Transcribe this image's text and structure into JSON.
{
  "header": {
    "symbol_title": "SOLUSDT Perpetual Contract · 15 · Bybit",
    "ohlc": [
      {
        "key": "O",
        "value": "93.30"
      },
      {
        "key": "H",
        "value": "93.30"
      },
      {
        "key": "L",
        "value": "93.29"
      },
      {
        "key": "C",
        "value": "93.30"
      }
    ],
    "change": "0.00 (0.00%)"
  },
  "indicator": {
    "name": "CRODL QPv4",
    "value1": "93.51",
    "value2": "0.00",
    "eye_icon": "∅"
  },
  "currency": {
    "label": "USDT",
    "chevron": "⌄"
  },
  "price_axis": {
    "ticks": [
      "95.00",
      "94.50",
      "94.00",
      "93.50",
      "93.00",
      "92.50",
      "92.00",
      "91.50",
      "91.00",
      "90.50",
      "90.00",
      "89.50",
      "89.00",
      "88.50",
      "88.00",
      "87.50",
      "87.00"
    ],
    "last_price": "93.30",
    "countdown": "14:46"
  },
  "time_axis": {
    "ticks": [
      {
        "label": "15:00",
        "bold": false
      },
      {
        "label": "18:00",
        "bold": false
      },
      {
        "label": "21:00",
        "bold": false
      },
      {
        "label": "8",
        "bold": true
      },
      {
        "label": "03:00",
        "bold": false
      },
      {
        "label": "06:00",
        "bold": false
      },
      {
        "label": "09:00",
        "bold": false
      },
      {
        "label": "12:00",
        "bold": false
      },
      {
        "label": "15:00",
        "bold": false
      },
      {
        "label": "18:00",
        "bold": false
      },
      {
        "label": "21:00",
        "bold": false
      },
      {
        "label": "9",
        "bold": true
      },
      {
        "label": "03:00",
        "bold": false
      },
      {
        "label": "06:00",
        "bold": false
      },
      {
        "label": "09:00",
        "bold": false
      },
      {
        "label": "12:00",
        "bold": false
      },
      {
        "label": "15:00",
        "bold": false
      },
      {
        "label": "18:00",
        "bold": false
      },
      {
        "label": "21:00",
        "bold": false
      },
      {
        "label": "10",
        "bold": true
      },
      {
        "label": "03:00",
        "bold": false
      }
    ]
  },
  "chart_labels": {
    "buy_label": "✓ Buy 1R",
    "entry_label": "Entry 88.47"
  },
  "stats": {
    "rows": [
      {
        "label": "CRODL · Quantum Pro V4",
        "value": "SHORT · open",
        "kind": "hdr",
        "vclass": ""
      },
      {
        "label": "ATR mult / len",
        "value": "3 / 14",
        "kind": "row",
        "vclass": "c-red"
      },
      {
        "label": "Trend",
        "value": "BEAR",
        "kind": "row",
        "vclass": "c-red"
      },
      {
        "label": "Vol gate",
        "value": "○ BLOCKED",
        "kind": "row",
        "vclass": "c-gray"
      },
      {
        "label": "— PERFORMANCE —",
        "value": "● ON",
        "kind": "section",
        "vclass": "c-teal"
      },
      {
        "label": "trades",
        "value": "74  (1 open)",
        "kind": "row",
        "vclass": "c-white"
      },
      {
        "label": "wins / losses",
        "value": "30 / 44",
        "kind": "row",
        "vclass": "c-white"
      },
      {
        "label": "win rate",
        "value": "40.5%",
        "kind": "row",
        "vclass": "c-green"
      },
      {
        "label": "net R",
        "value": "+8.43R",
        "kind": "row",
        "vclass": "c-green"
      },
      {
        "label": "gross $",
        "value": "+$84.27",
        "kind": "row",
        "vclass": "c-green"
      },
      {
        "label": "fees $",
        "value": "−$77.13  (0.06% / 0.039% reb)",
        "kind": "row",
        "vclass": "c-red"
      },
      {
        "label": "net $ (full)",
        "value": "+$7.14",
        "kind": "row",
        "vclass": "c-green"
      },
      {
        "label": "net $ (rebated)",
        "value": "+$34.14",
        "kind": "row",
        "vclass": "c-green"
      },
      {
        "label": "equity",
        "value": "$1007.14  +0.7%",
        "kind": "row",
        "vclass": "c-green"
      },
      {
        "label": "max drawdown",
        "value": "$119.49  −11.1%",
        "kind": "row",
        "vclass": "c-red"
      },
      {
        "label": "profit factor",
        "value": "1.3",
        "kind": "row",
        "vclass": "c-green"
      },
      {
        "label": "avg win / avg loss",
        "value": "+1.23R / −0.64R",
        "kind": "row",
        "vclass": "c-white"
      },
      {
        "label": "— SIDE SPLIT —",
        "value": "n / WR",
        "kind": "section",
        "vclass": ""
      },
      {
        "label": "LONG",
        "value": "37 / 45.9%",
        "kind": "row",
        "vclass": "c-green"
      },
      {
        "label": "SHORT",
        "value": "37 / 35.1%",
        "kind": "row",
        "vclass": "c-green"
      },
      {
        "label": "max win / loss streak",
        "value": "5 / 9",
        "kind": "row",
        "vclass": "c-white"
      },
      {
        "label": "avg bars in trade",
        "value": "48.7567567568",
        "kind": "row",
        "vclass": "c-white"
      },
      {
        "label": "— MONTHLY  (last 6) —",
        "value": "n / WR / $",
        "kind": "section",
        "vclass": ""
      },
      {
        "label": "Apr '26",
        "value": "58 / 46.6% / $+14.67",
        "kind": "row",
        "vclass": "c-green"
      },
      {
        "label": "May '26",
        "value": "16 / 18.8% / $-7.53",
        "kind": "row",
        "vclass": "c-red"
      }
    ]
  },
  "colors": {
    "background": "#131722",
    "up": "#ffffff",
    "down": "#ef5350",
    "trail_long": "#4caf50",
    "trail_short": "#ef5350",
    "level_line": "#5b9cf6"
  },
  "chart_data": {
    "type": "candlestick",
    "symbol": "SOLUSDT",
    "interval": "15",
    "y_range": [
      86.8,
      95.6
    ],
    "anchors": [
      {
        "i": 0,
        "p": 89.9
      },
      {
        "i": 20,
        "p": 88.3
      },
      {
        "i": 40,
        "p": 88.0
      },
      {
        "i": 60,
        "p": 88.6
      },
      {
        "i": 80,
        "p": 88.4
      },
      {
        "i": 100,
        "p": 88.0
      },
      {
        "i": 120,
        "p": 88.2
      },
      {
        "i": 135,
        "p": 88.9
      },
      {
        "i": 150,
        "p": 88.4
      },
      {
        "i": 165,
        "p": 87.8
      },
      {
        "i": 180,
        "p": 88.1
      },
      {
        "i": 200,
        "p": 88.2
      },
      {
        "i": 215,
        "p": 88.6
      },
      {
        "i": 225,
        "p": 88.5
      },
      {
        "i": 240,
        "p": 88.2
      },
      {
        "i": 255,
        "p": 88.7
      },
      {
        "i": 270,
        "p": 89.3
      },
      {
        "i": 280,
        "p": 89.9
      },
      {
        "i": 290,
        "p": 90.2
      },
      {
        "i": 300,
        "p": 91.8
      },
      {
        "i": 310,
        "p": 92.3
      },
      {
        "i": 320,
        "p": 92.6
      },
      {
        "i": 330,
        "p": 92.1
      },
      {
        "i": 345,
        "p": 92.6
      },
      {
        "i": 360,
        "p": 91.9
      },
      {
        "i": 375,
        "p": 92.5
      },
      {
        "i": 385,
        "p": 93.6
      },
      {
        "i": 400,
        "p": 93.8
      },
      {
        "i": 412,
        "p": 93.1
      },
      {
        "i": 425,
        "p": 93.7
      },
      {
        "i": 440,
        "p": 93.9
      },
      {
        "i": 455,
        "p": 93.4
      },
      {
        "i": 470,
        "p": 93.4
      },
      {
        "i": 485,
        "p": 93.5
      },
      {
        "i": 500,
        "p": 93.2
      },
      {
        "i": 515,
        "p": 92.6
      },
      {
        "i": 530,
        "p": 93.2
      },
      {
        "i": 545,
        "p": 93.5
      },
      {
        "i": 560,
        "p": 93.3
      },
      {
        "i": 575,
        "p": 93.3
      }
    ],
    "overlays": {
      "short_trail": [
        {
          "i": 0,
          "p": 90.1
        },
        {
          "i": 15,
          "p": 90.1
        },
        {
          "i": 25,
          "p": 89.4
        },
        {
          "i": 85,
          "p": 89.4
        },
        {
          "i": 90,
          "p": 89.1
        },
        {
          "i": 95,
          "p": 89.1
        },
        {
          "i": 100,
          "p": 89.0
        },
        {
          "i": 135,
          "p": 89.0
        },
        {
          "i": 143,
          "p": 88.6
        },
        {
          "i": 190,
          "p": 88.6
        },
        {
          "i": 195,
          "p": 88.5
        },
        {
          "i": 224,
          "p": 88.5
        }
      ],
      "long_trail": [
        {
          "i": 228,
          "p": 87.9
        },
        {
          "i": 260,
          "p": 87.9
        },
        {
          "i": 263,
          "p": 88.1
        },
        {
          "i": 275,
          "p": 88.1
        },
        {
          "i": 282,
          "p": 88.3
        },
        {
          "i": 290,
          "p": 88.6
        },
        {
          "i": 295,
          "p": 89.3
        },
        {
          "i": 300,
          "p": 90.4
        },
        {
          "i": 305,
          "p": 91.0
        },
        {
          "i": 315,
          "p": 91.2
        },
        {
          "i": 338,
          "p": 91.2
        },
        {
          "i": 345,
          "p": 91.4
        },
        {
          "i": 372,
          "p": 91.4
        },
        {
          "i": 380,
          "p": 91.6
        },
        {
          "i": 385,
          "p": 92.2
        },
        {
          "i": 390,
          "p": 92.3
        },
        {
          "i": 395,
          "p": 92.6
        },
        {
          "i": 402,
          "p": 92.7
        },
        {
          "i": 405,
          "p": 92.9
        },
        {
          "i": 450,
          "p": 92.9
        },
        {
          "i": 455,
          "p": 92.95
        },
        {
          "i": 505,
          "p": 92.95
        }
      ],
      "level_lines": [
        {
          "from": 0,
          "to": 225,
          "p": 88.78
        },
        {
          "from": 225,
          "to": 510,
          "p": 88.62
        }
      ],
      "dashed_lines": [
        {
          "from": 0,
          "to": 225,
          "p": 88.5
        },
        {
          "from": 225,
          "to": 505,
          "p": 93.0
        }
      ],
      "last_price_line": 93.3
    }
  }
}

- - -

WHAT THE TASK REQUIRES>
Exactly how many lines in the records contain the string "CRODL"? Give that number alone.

RESULT OF THIS TASK>
2